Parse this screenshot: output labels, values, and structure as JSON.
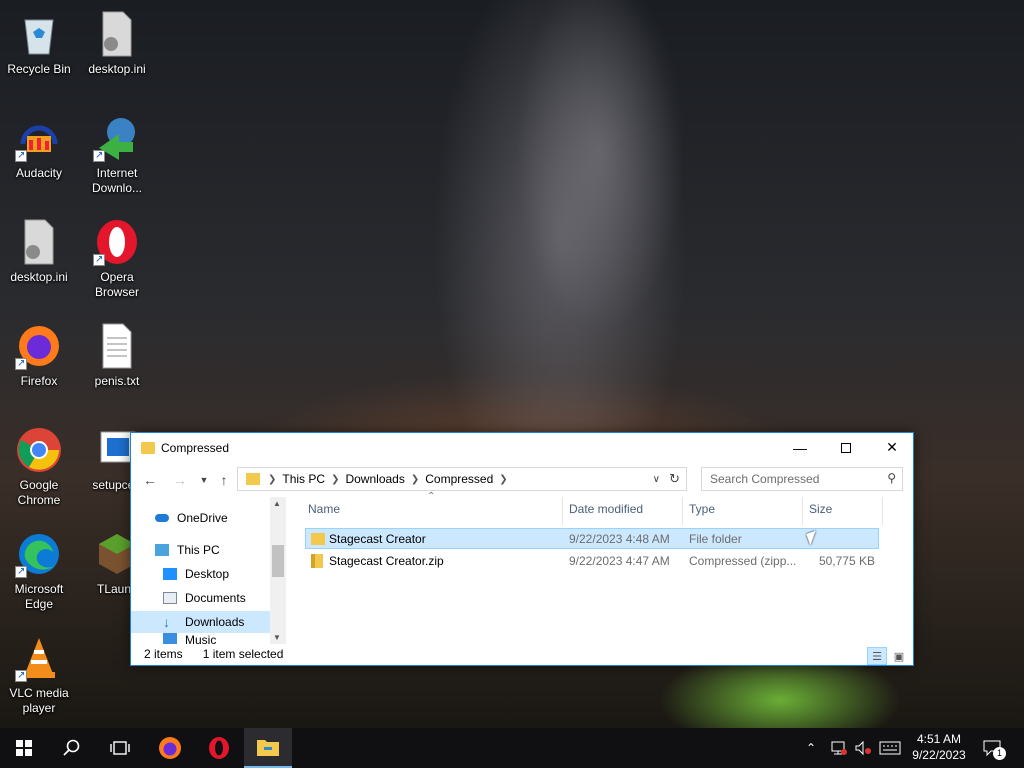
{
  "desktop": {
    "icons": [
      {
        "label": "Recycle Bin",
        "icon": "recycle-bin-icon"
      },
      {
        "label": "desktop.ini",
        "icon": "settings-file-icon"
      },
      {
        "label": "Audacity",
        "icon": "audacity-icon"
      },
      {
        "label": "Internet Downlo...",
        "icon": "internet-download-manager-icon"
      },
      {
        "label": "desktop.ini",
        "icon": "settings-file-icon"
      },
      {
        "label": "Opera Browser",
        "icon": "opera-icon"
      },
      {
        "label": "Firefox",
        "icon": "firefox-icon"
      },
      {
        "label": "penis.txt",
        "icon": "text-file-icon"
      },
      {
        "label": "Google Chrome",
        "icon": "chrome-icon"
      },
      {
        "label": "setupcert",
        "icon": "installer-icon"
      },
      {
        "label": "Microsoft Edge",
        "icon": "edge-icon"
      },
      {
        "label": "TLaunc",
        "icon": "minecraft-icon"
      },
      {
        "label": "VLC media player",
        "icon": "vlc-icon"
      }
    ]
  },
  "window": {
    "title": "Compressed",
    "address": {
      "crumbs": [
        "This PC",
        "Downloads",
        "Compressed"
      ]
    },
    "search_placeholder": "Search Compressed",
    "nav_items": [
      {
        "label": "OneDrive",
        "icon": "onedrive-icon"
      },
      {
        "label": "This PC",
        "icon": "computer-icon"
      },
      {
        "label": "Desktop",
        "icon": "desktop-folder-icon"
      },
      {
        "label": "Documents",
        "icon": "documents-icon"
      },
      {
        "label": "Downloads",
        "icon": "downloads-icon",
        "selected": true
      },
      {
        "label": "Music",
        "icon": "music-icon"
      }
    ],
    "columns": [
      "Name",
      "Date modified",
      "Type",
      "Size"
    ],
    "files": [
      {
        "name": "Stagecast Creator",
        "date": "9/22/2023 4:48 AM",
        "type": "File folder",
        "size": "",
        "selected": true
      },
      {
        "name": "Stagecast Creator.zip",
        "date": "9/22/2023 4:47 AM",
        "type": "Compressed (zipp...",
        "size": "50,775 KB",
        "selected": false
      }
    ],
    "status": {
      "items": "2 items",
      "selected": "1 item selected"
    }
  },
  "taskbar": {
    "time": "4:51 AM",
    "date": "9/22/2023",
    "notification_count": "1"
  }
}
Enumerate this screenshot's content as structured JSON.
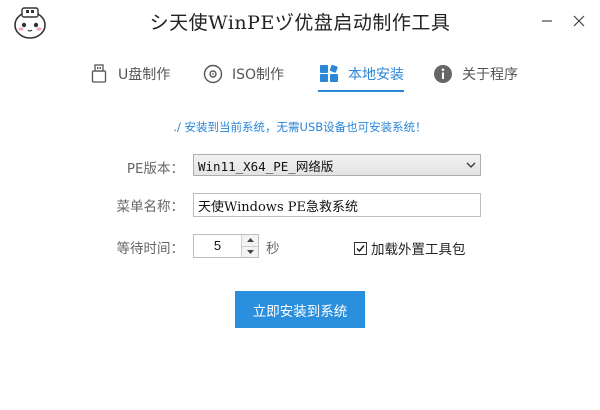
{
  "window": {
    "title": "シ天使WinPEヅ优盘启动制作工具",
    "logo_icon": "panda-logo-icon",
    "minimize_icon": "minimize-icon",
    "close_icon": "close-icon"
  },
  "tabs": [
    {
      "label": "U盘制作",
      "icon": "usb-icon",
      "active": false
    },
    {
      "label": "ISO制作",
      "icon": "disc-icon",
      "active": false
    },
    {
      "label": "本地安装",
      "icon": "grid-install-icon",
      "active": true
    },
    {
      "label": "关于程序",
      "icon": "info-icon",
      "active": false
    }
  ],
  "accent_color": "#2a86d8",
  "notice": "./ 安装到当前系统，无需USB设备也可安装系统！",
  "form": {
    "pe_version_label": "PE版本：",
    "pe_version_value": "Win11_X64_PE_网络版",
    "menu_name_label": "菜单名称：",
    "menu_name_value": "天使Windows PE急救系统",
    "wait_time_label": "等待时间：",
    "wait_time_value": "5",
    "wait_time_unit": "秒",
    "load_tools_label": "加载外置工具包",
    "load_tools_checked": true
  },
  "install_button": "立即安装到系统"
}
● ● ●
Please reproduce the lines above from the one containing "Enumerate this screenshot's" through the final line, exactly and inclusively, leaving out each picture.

## Task answer:
Enumerate this screenshot's content as structured JSON.
{
  "window": {
    "title": "シ天使WinPEヅ优盘启动制作工具",
    "logo_icon": "panda-logo-icon",
    "minimize_icon": "minimize-icon",
    "close_icon": "close-icon"
  },
  "tabs": [
    {
      "label": "U盘制作",
      "icon": "usb-icon",
      "active": false
    },
    {
      "label": "ISO制作",
      "icon": "disc-icon",
      "active": false
    },
    {
      "label": "本地安装",
      "icon": "grid-install-icon",
      "active": true
    },
    {
      "label": "关于程序",
      "icon": "info-icon",
      "active": false
    }
  ],
  "accent_color": "#2a86d8",
  "notice": "./ 安装到当前系统，无需USB设备也可安装系统！",
  "form": {
    "pe_version_label": "PE版本：",
    "pe_version_value": "Win11_X64_PE_网络版",
    "menu_name_label": "菜单名称：",
    "menu_name_value": "天使Windows PE急救系统",
    "wait_time_label": "等待时间：",
    "wait_time_value": "5",
    "wait_time_unit": "秒",
    "load_tools_label": "加载外置工具包",
    "load_tools_checked": true
  },
  "install_button": "立即安装到系统"
}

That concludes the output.